# What the task requires
For every entry that follows, return the words exactly and omit any picture.

Top of Entries shown

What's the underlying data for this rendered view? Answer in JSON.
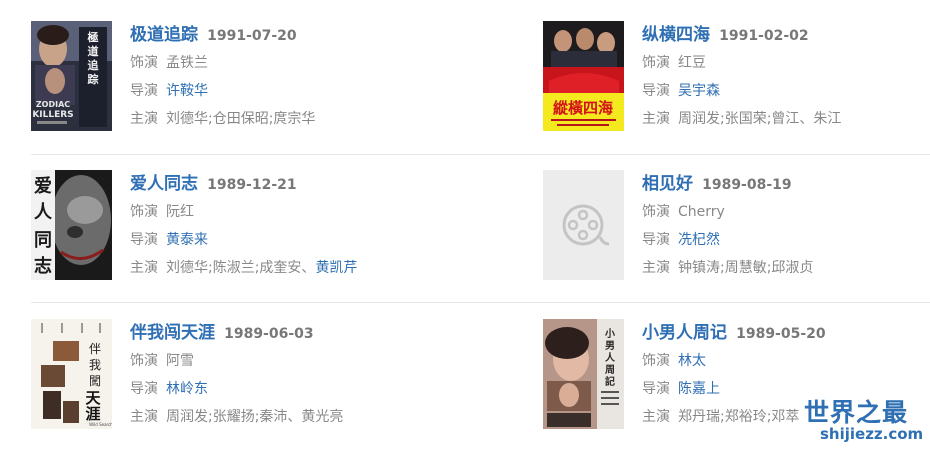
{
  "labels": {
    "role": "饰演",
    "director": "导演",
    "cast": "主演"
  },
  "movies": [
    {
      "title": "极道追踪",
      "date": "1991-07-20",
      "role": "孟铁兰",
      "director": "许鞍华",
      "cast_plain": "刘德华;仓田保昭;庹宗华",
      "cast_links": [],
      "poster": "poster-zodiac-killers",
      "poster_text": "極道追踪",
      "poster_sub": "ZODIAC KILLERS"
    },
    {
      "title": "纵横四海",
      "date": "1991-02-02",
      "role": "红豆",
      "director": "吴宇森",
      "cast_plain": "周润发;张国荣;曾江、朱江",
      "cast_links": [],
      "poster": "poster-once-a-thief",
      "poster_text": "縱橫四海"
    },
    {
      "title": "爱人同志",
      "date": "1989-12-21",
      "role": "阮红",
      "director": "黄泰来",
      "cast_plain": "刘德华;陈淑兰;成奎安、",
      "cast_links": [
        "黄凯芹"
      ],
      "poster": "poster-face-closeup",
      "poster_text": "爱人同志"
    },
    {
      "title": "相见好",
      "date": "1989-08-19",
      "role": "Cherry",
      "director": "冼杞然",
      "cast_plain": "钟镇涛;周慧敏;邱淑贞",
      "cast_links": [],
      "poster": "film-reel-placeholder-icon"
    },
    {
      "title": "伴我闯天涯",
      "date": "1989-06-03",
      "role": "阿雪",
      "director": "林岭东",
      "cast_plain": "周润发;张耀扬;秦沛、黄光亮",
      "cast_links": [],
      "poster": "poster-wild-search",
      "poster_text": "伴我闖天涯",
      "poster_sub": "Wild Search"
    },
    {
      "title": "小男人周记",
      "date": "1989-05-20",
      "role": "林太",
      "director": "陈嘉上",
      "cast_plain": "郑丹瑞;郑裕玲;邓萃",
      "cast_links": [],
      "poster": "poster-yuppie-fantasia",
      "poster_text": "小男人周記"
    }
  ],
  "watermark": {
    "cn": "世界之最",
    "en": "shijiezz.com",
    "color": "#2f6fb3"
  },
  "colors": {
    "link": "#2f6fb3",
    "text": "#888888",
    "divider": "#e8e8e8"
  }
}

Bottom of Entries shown

# Result
What's the underlying data for this rendered view? Answer in JSON.
{
  "labels": {
    "role": "饰演",
    "director": "导演",
    "cast": "主演"
  },
  "movies": [
    {
      "title": "极道追踪",
      "date": "1991-07-20",
      "role": "孟铁兰",
      "director": "许鞍华",
      "cast_plain": "刘德华;仓田保昭;庹宗华",
      "cast_links": [],
      "poster": "poster-zodiac-killers",
      "poster_text": "極道追踪",
      "poster_sub": "ZODIAC KILLERS"
    },
    {
      "title": "纵横四海",
      "date": "1991-02-02",
      "role": "红豆",
      "director": "吴宇森",
      "cast_plain": "周润发;张国荣;曾江、朱江",
      "cast_links": [],
      "poster": "poster-once-a-thief",
      "poster_text": "縱橫四海"
    },
    {
      "title": "爱人同志",
      "date": "1989-12-21",
      "role": "阮红",
      "director": "黄泰来",
      "cast_plain": "刘德华;陈淑兰;成奎安、",
      "cast_links": [
        "黄凯芹"
      ],
      "poster": "poster-face-closeup",
      "poster_text": "爱人同志"
    },
    {
      "title": "相见好",
      "date": "1989-08-19",
      "role": "Cherry",
      "director": "冼杞然",
      "cast_plain": "钟镇涛;周慧敏;邱淑贞",
      "cast_links": [],
      "poster": "film-reel-placeholder-icon"
    },
    {
      "title": "伴我闯天涯",
      "date": "1989-06-03",
      "role": "阿雪",
      "director": "林岭东",
      "cast_plain": "周润发;张耀扬;秦沛、黄光亮",
      "cast_links": [],
      "poster": "poster-wild-search",
      "poster_text": "伴我闖天涯",
      "poster_sub": "Wild Search"
    },
    {
      "title": "小男人周记",
      "date": "1989-05-20",
      "role": "林太",
      "director": "陈嘉上",
      "cast_plain": "郑丹瑞;郑裕玲;邓萃",
      "cast_links": [],
      "poster": "poster-yuppie-fantasia",
      "poster_text": "小男人周記"
    }
  ],
  "watermark": {
    "cn": "世界之最",
    "en": "shijiezz.com",
    "color": "#2f6fb3"
  },
  "colors": {
    "link": "#2f6fb3",
    "text": "#888888",
    "divider": "#e8e8e8"
  }
}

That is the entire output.